Huey, S. J., & Polo, A. J. (2008). Evidence-based psychosocial treatments for ethnic minority youth. Journal of Clinical Child and Adolescent Psychology, 37, 262–301. doi:10.1080/15374410701820174
Kirmayer, L. J., du Fort, G. G., Young, A., Weinfeld, M., & Lasry, J. C. (1996). Pathways and barriers to mental health care in an urban multicultural milieu: An epidemiological and ethnographic study. McGill University, Montreal: Culture and Mental Health Research Unit. Retrieved from: https://www.mcgill.ca/files/tcpsych/Report6.pdf
Melfi, C. A., Croghan, T. W., Hanna, M. P., & Robinson, R. L. (2000). Racial variation in antidepressant treatment in a Medicaid population.
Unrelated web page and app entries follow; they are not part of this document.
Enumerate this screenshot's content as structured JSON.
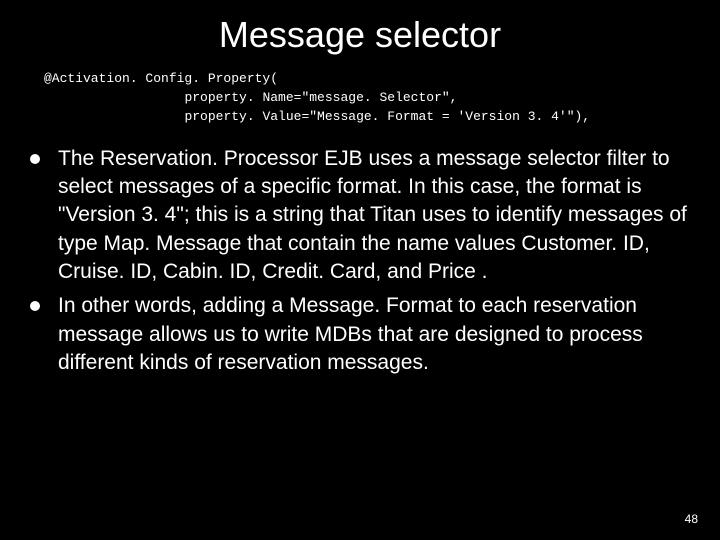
{
  "title": "Message selector",
  "code": {
    "line1": "@Activation. Config. Property(",
    "line2": "property. Name=\"message. Selector\",",
    "line3": "property. Value=\"Message. Format = 'Version 3. 4'\"),"
  },
  "bullets": [
    "The Reservation. Processor EJB uses a message selector filter to select messages of a specific format. In this case, the format is \"Version 3. 4\"; this is a string that Titan uses to identify messages of type Map. Message that contain the name values Customer. ID, Cruise. ID, Cabin. ID, Credit. Card, and Price .",
    "In other words, adding a Message. Format to each reservation message allows us to write MDBs that are designed to process different kinds of reservation messages."
  ],
  "page_number": "48"
}
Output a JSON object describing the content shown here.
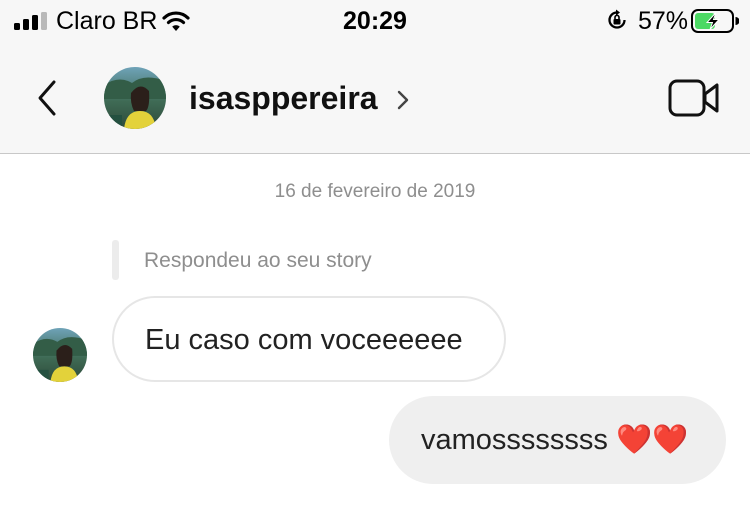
{
  "status_bar": {
    "carrier": "Claro BR",
    "time": "20:29",
    "battery_percent": "57%",
    "battery_level": 0.57,
    "icons": [
      "signal-icon",
      "wifi-icon",
      "orientation-lock-icon",
      "battery-charging-icon"
    ]
  },
  "header": {
    "username": "isasppereira",
    "icons": [
      "back-chevron-icon",
      "profile-avatar",
      "chevron-right-icon",
      "video-call-icon"
    ]
  },
  "chat": {
    "date": "16 de fevereiro de 2019",
    "story_reply_label": "Respondeu ao seu story",
    "messages": [
      {
        "from": "them",
        "text": "Eu caso com voceeeeee"
      },
      {
        "from": "me",
        "text": "vamossssssss ❤️❤️"
      }
    ]
  },
  "colors": {
    "bar_background": "#f7f7f7",
    "outgoing_bubble": "#efefef",
    "incoming_bubble_border": "#e6e6e6",
    "secondary_text": "#8e8e8e",
    "battery_charging": "#4cd964"
  }
}
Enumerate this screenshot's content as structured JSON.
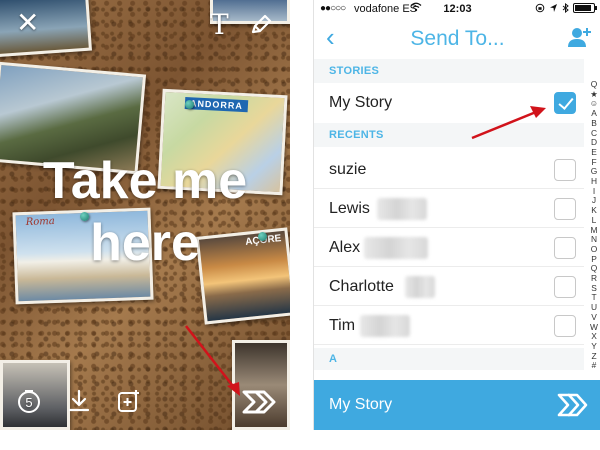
{
  "editor": {
    "caption": "Take me here",
    "photo_tags": {
      "andorra": "ANDORRA",
      "roma": "Roma",
      "acores": "AÇORE"
    },
    "icons": {
      "close": "close-icon",
      "text": "text-tool-icon",
      "pencil": "pencil-icon",
      "timer": "timer-icon",
      "timer_value": "5",
      "download": "download-icon",
      "story_add": "add-to-story-icon",
      "send": "send-arrow-icon"
    },
    "annotation_color": "#d1131b"
  },
  "send_to": {
    "status_bar": {
      "signal": "●●○○○",
      "carrier": "vodafone ES",
      "time": "12:03"
    },
    "nav": {
      "back_icon": "‹",
      "title": "Send To...",
      "add_friend_icon": "add-friend-icon"
    },
    "sections": {
      "stories": "STORIES",
      "recents": "RECENTS",
      "a": "A"
    },
    "stories": [
      {
        "name": "My Story",
        "checked": true
      }
    ],
    "recents": [
      {
        "name": "suzie",
        "checked": false,
        "surname_hidden": false
      },
      {
        "name": "Lewis",
        "checked": false,
        "surname_hidden": true
      },
      {
        "name": "Alex",
        "checked": false,
        "surname_hidden": true
      },
      {
        "name": "Charlotte",
        "checked": false,
        "surname_hidden": true
      },
      {
        "name": "Tim",
        "checked": false,
        "surname_hidden": true
      }
    ],
    "index_letters": [
      "Q",
      "★",
      "☺",
      "A",
      "B",
      "C",
      "D",
      "E",
      "F",
      "G",
      "H",
      "I",
      "J",
      "K",
      "L",
      "M",
      "N",
      "O",
      "P",
      "Q",
      "R",
      "S",
      "T",
      "U",
      "V",
      "W",
      "X",
      "Y",
      "Z",
      "#"
    ],
    "send_bar": {
      "label": "My Story",
      "icon": "send-arrow-icon"
    },
    "accent_color": "#3fa9e0"
  }
}
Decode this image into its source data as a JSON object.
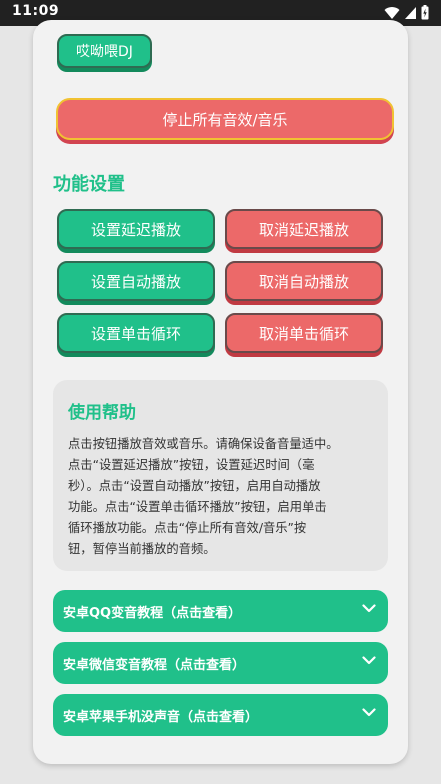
{
  "status_bar": {
    "time": "11:09"
  },
  "top_button": {
    "label": "哎呦喂DJ"
  },
  "stop_button": {
    "label": "停止所有音效/音乐"
  },
  "settings": {
    "title": "功能设置",
    "set_delay": "设置延迟播放",
    "cancel_delay": "取消延迟播放",
    "set_auto": "设置自动播放",
    "cancel_auto": "取消自动播放",
    "set_loop": "设置单击循环",
    "cancel_loop": "取消单击循环"
  },
  "help": {
    "title": "使用帮助",
    "lines": [
      "点击按钮播放音效或音乐。请确保设备音量适中。",
      "点击“设置延迟播放”按钮，设置延迟时间（毫",
      "秒）。点击“设置自动播放”按钮，启用自动播放",
      "功能。点击“设置单击循环播放”按钮，启用单击",
      "循环播放功能。点击“停止所有音效/音乐”按",
      "钮，暂停当前播放的音频。"
    ]
  },
  "accordions": [
    {
      "label": "安卓QQ变音教程（点击查看）"
    },
    {
      "label": "安卓微信变音教程（点击查看）"
    },
    {
      "label": "安卓苹果手机没声音（点击查看）"
    }
  ],
  "colors": {
    "green": "#20c08a",
    "red": "#ec6969",
    "status_bar": "#212121"
  },
  "icons": [
    "wifi-icon",
    "cellular-signal-icon",
    "battery-icon",
    "chevron-down-icon"
  ]
}
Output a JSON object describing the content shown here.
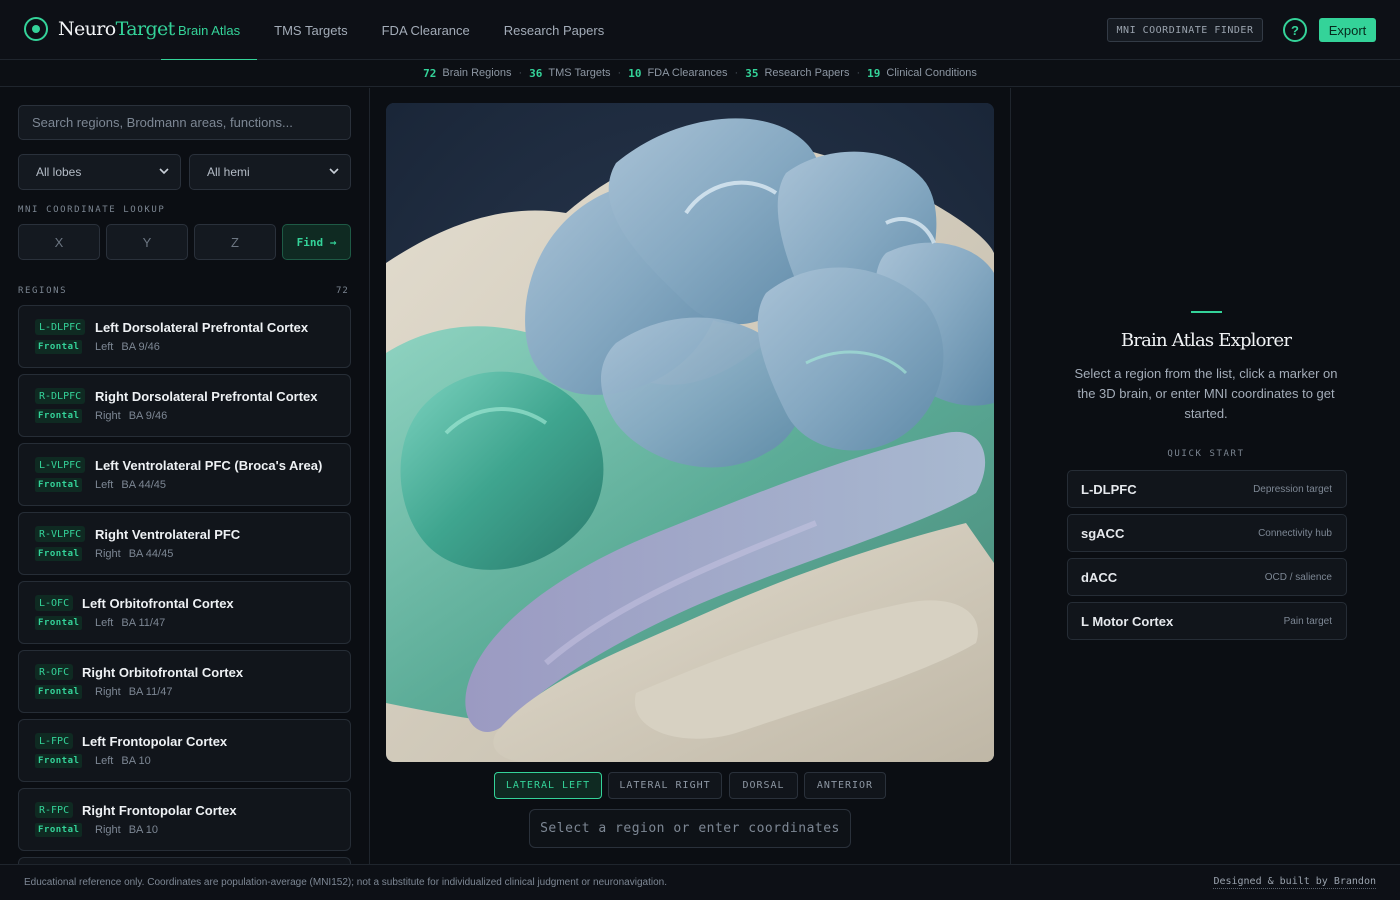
{
  "header": {
    "logo_neuro": "Neuro",
    "logo_target": "Target",
    "tabs": [
      {
        "label": "Brain Atlas",
        "active": true
      },
      {
        "label": "TMS Targets",
        "active": false
      },
      {
        "label": "FDA Clearance",
        "active": false
      },
      {
        "label": "Research Papers",
        "active": false
      }
    ],
    "mni_finder_label": "MNI COORDINATE FINDER",
    "help_label": "?",
    "export_label": "Export"
  },
  "stats": [
    {
      "num": "72",
      "label": "Brain Regions"
    },
    {
      "num": "36",
      "label": "TMS Targets"
    },
    {
      "num": "10",
      "label": "FDA Clearances"
    },
    {
      "num": "35",
      "label": "Research Papers"
    },
    {
      "num": "19",
      "label": "Clinical Conditions"
    }
  ],
  "sidebar": {
    "search_placeholder": "Search regions, Brodmann areas, functions...",
    "lobe_select": "All lobes",
    "hemi_select": "All hemi",
    "mni_label": "MNI COORDINATE LOOKUP",
    "x_placeholder": "X",
    "y_placeholder": "Y",
    "z_placeholder": "Z",
    "find_label": "Find →",
    "regions_label": "REGIONS",
    "regions_count": "72",
    "regions": [
      {
        "abbr": "L-DLPFC",
        "name": "Left Dorsolateral Prefrontal Cortex",
        "lobe": "Frontal",
        "hemi": "Left",
        "ba": "BA 9/46"
      },
      {
        "abbr": "R-DLPFC",
        "name": "Right Dorsolateral Prefrontal Cortex",
        "lobe": "Frontal",
        "hemi": "Right",
        "ba": "BA 9/46"
      },
      {
        "abbr": "L-VLPFC",
        "name": "Left Ventrolateral PFC (Broca's Area)",
        "lobe": "Frontal",
        "hemi": "Left",
        "ba": "BA 44/45"
      },
      {
        "abbr": "R-VLPFC",
        "name": "Right Ventrolateral PFC",
        "lobe": "Frontal",
        "hemi": "Right",
        "ba": "BA 44/45"
      },
      {
        "abbr": "L-OFC",
        "name": "Left Orbitofrontal Cortex",
        "lobe": "Frontal",
        "hemi": "Left",
        "ba": "BA 11/47"
      },
      {
        "abbr": "R-OFC",
        "name": "Right Orbitofrontal Cortex",
        "lobe": "Frontal",
        "hemi": "Right",
        "ba": "BA 11/47"
      },
      {
        "abbr": "L-FPC",
        "name": "Left Frontopolar Cortex",
        "lobe": "Frontal",
        "hemi": "Left",
        "ba": "BA 10"
      },
      {
        "abbr": "R-FPC",
        "name": "Right Frontopolar Cortex",
        "lobe": "Frontal",
        "hemi": "Right",
        "ba": "BA 10"
      }
    ]
  },
  "viewer": {
    "views": [
      {
        "label": "LATERAL LEFT",
        "active": true
      },
      {
        "label": "LATERAL RIGHT",
        "active": false
      },
      {
        "label": "DORSAL",
        "active": false
      },
      {
        "label": "ANTERIOR",
        "active": false
      }
    ],
    "status": "Select a region or enter coordinates"
  },
  "panel": {
    "title": "Brain Atlas Explorer",
    "description": "Select a region from the list, click a marker on the 3D brain, or enter MNI coordinates to get started.",
    "quick_start_label": "QUICK START",
    "quick_items": [
      {
        "name": "L-DLPFC",
        "desc": "Depression target"
      },
      {
        "name": "sgACC",
        "desc": "Connectivity hub"
      },
      {
        "name": "dACC",
        "desc": "OCD / salience"
      },
      {
        "name": "L Motor Cortex",
        "desc": "Pain target"
      }
    ]
  },
  "footer": {
    "disclaimer": "Educational reference only. Coordinates are population-average (MNI152); not a substitute for individualized clinical judgment or neuronavigation.",
    "credit": "Designed & built by Brandon"
  },
  "colors": {
    "accent": "#34d399",
    "background": "#0b0e13",
    "card": "#11151b",
    "viewer_bg": "#1e2b3f"
  }
}
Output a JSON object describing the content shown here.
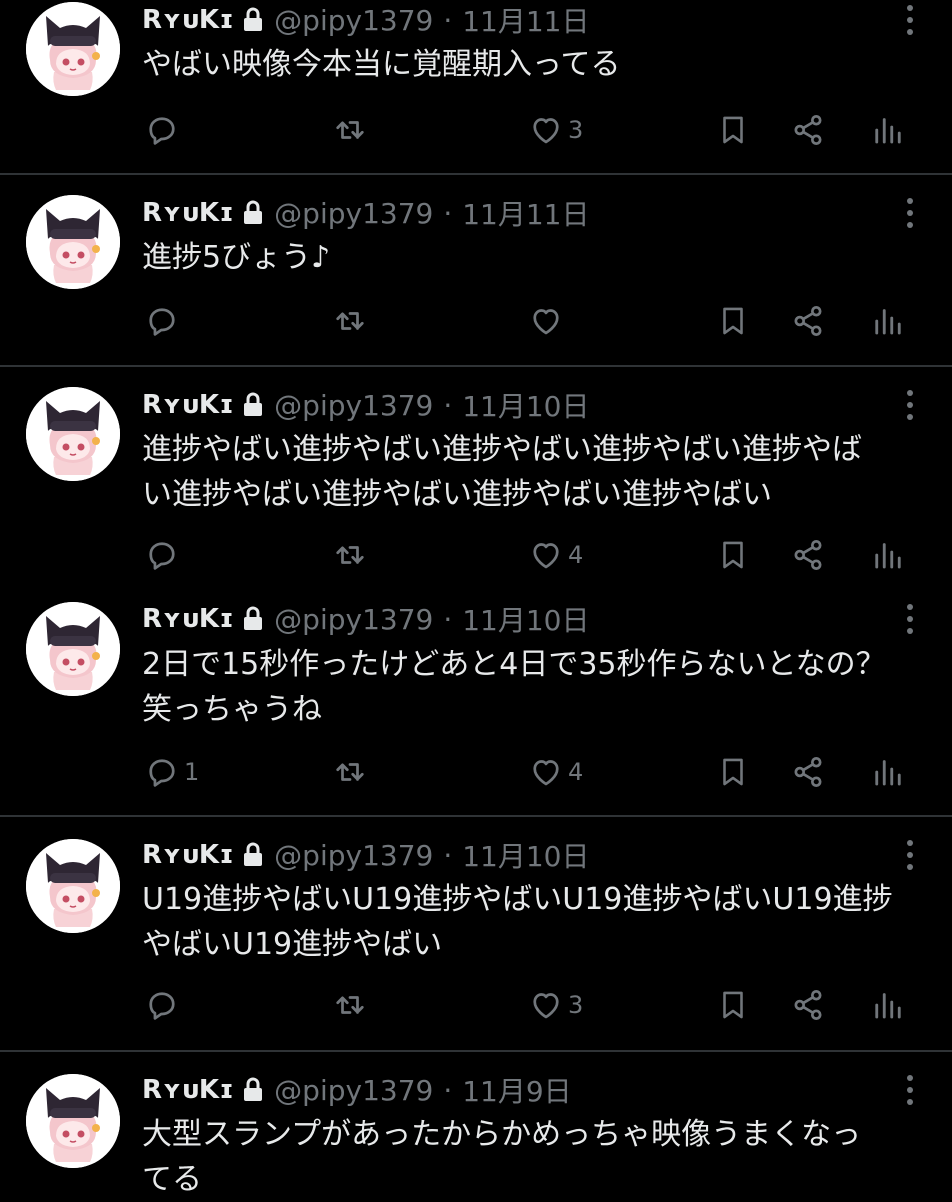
{
  "user": {
    "display_name": "RʏᴜKɪ",
    "handle": "@pipy1379",
    "separator": "·"
  },
  "colors": {
    "background": "#000000",
    "text": "#e7e9ea",
    "muted": "#71767b",
    "divider": "#2f3336"
  },
  "icons": {
    "reply": "reply-icon",
    "retweet": "retweet-icon",
    "like": "heart-icon",
    "bookmark": "bookmark-icon",
    "share": "share-icon",
    "views": "analytics-icon",
    "more": "more-icon",
    "lock": "lock-icon"
  },
  "tweets": [
    {
      "date": "11月11日",
      "text": "やばい映像今本当に覚醒期入ってる",
      "reply_count": "",
      "retweet_count": "",
      "like_count": "3"
    },
    {
      "date": "11月11日",
      "text": "進捗5びょう♪",
      "reply_count": "",
      "retweet_count": "",
      "like_count": ""
    },
    {
      "date": "11月10日",
      "text": "進捗やばい進捗やばい進捗やばい進捗やばい進捗やば\nい進捗やばい進捗やばい進捗やばい進捗やばい",
      "reply_count": "",
      "retweet_count": "",
      "like_count": "4"
    },
    {
      "date": "11月10日",
      "text": "2日で15秒作ったけどあと4日で35秒作らないとなの？\n笑っちゃうね",
      "reply_count": "1",
      "retweet_count": "",
      "like_count": "4"
    },
    {
      "date": "11月10日",
      "text": "U19進捗やばいU19進捗やばいU19進捗やばいU19進捗\nやばいU19進捗やばい",
      "reply_count": "",
      "retweet_count": "",
      "like_count": "3"
    },
    {
      "date": "11月9日",
      "text": "大型スランプがあったからかめっちゃ映像うまくなっ\nてる",
      "reply_count": "",
      "retweet_count": "",
      "like_count": ""
    }
  ]
}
Journal of Clinical Psychiatry, 61, 16–21. doi:10.4088/JCP.v61n0105
Mok, H., Lao, D. W. L., Lin, D., Wong, M. P., & Ganesan, S. (2003). Chinese Canadians in a cross-cultural psychiatry outpatient clinic: Some exploratory findings. BC Medical Journal 45, 78–81. Retrieved from: http://www.bcmj.org/article/chinese-canadians-cross-cultural-psychiatry-outpatient-clinic-some-exploratory-findings
National Association of Social Workers (2001). NASW standards for cultural competence in the practice of social work. Washington, D.C.: NASW Press.
Safran, J. D., & Muran, J. C. (2006) Has the concept of the therapeutic alliance outlived its usefulness? Psychotherapy: Theory, Research, Practice, Training, 43, 286–291. doi:10.1037/0033-3184.108.40.2066
Smith, T. B., Domenech Rodrıguez, M. M., & Bernal, G. (2011). Culture. Journal of Clinical Psychology, 67, 166–175. doi:10.1002/jclp.20757
Snowden, L., & Yamada, A. M. (2005). Cultural differences in access to care. Annual Review of Clinical Psychology, 1, 143–166. doi:10.1146/annurev.clinpsy.1.102803.143846
Stewart, S. L. (2008). Promoting Indigenous mental health: Cultural perspectives on healing from Native counsellors in Canada. International Journal of Health Promotion and Education, 46, 49–56. doi:10.1080/14635240.2008.10708129
U.S. Department of Health and Human Services. (2001). Mental health: Culture, race, and ethnicity—A supplement to mental health: A report of the surgeon general. Rockville, MD: U.S. Department of Health and Human Services, Public Health Service, Office of the Surgeon General. Retrieved from: http://www.ncbi.nlm.nih.gov/books/NBK44243/pdf/TOC.pdf
Wampold, B. E., Mondin, G. W., Moody, M., Stich, F., Benson, K., & Ahn, H-N. (1997). A meta-analysis of outcome studies comparing bona fide psychotherapies: Empirically, "all must have prizes". Psychological Bulletin, 122, 203–215.
Wang, P. S., Lane, M., Olfson, M., Pincus, H. A., Wells, K. B., & Kessler, R. C. (2005). Twelve-month use of mental health service in the United States. Archives of General Psychiatry, 62, 629–640.